Sarah said she read that people get more nervous in brightly lit rooms. But I get nervous in a dim kitchen. I need more light to read, with my failing eyesight.
Another argument we’re having lately is room temperature. Since I’m menopausal, I’m hot most of the time. I rarely need a coat in winter. But now, in the heat of summer, I’m miserable. Our swamp cooler wasn’t working, but Bill said it was because of the humidity. I went visiting teaching and the lady’s house was so cool and comfy I told him something had to be done. I considered, as I’ve done in years past just to get him to hook it up after having it all covered for the winter, turning the heat on an hour or so before he got home, which always makes him boot up the cooler. But I didn’t have time for subtleties. I made him look at it. Frankly, that old swamp cooler is 20 years old and I thought we needed a new one. Well, he’s too cheap for that, so he got his friends over and they spent a day working it, replacing the motor and fine-tuning the old guy. Works like a charm now. Problem is, Bill is chilly all the time now. I walked in from work at 10:30 pm the other night and about melted. Well, for heaven’s sake, he can throw on a blanket. I can’t breathe. I sleep in the room with the small window unit air conditioner and still have a fan blowing on me; no blankets. So here again, we go all passive-aggressive. I turn the cooler up; he turns it down.

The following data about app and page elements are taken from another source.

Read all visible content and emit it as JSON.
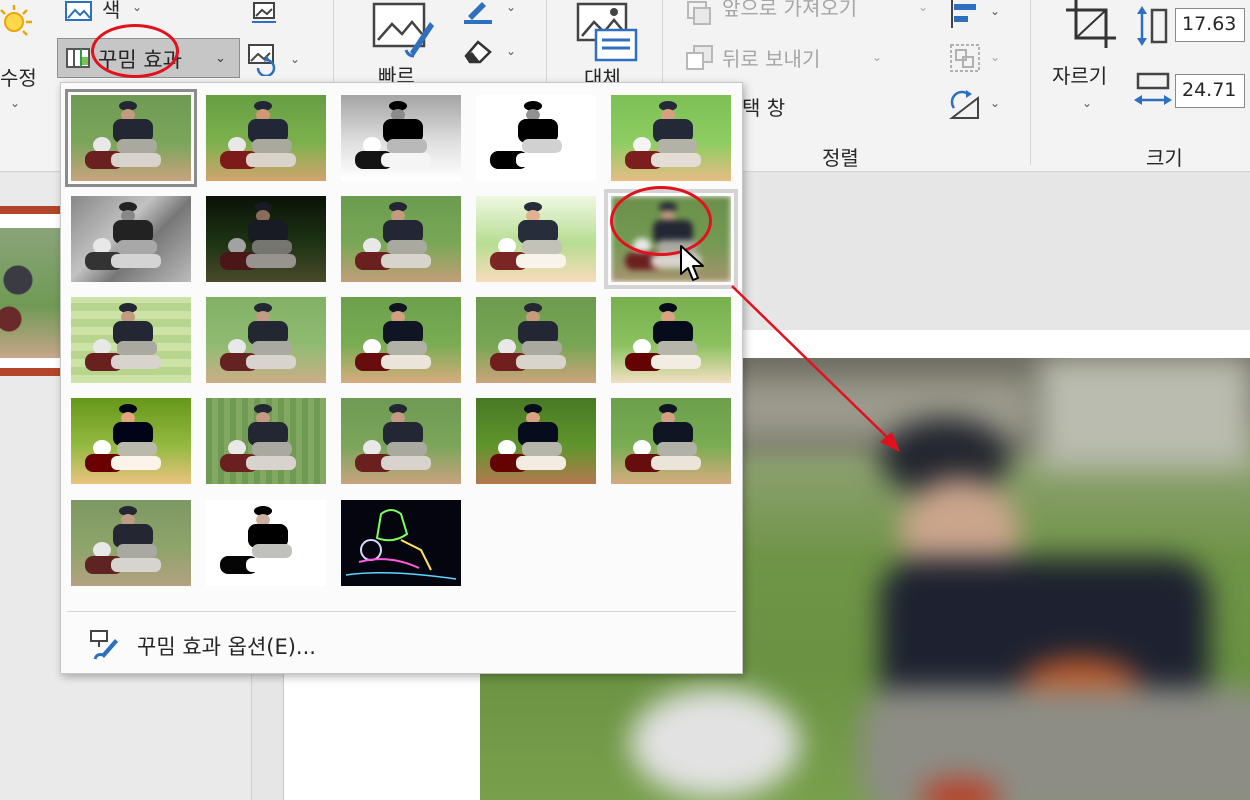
{
  "ribbon": {
    "adjust": {
      "corrections_label": "수정",
      "color_label": "색",
      "artistic_effects_label": "꾸밈 효과"
    },
    "remove_background_label": "빠르",
    "alt_text_label": "대체",
    "arrange": {
      "bring_forward_label": "앞으로 가져오기",
      "send_backward_label": "뒤로 보내기",
      "selection_pane_label": "택 창",
      "group_label": "정렬"
    },
    "size": {
      "crop_label": "자르기",
      "height_value": "17.63",
      "width_value": "24.71",
      "group_label": "크기"
    }
  },
  "gallery": {
    "options_label": "꾸밈 효과 옵션(E)...",
    "effects": [
      {
        "id": "none",
        "state": "selected"
      },
      {
        "id": "marker"
      },
      {
        "id": "pencil-grayscale"
      },
      {
        "id": "pencil-sketch"
      },
      {
        "id": "line-drawing"
      },
      {
        "id": "chalk-sketch"
      },
      {
        "id": "paint-strokes"
      },
      {
        "id": "paint-brush"
      },
      {
        "id": "glow-diffused"
      },
      {
        "id": "blur",
        "state": "hovered"
      },
      {
        "id": "light-screen"
      },
      {
        "id": "watercolor-sponge"
      },
      {
        "id": "film-grain"
      },
      {
        "id": "mosaic-bubbles"
      },
      {
        "id": "glass"
      },
      {
        "id": "cement"
      },
      {
        "id": "texturizer"
      },
      {
        "id": "crisscross-etching"
      },
      {
        "id": "pastels-smooth"
      },
      {
        "id": "plastic-wrap"
      },
      {
        "id": "cutout"
      },
      {
        "id": "photocopy"
      },
      {
        "id": "glow-edges"
      }
    ]
  },
  "colors": {
    "annotation_red": "#e1121d",
    "slide_accent": "#b3462a",
    "ribbon_bg": "#f3f3f3"
  }
}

We’re currently arguing about which steak is the better cut. I prefer rib-eye; he prefers T-Bone. I set out rib-eyes, only to find out the next day, he put them back in the freezer and put out the T-bones. Now. First of all, when we were young, we ate deer steaks. We never had beef steaks in the freezer. Bill, in his old age, thinks we’re going to starve any day now and anytime steaks come on sale (with the money we’re saving on doritos and cold cereal now that the last of our kids has moved out), he stocks up on steak. (I think this is a symptom of his family’s weird mental illnesses. My family has normal mental illness—depression, alcoholism, accompanied by stomach problems. His family has schizophrenia, OCD, hoarding impulses, diabetes and heart attacks). He does almost all the grocery shopping now, which is the subject of another post. We battled for control for all those years, then I left him and he got nicer. I surrendered and let him boss the house, for the most part. But sometimes I look at all the stuff he buys and think “Heck, I could get my hair done AND a pedicure on all this food.”
Anyway…..Marta Silver, aka “Extra Grandma” is coming to visit me. She’s here from Pennsylvania for the Sunstone Symposium, which I’m dying to attend. But I have work, so she’s not only flying all the way from PA, she’s driving down south to go to church with me. So I cleaned out the fridge yesterday (Bill will not throw food out; and he eats a lot of stuff I wouldn’t touch—too old. I say, “you eat it and if you don’t die, I might have some.” We take turns cooking, without rhyme reason, it’s more my turn than his; and cleaning up. When I clean up, I go through and organize quickly and throw stuff out and make room. He puts big bowls of mashed potatoes on top of all the salsa and pickle jars on the top shelf and shoves the new stuff on shelves in front of old stuff. well, that’s another post, too.). And we’re cooking steak for Marta. I set them out last night. One pack rib-eye; one pack T-bone. This morning, as he’s fussing around and I’m bleary-eyed on the couch, he comes in and tells me, “I’ll get those steaks out tonight.”
“I did it.” He stops short, pauses, considers if he wants to argue about this and says, “what did you put out?” I tell him. And we have a little nice discussion about steak. I’m determined on this one. I’m having a rib-eye.
The good thing about this is that this type of interaction no longer ends up as grounds for divorce. This is due in part, I’m convinced, because I have a good gynecologist who finally got my hormones balance. And part, is the wake-up call Bill got when I moved out. So, when Marta comes, there will be light, and cool and rib-eye steaks.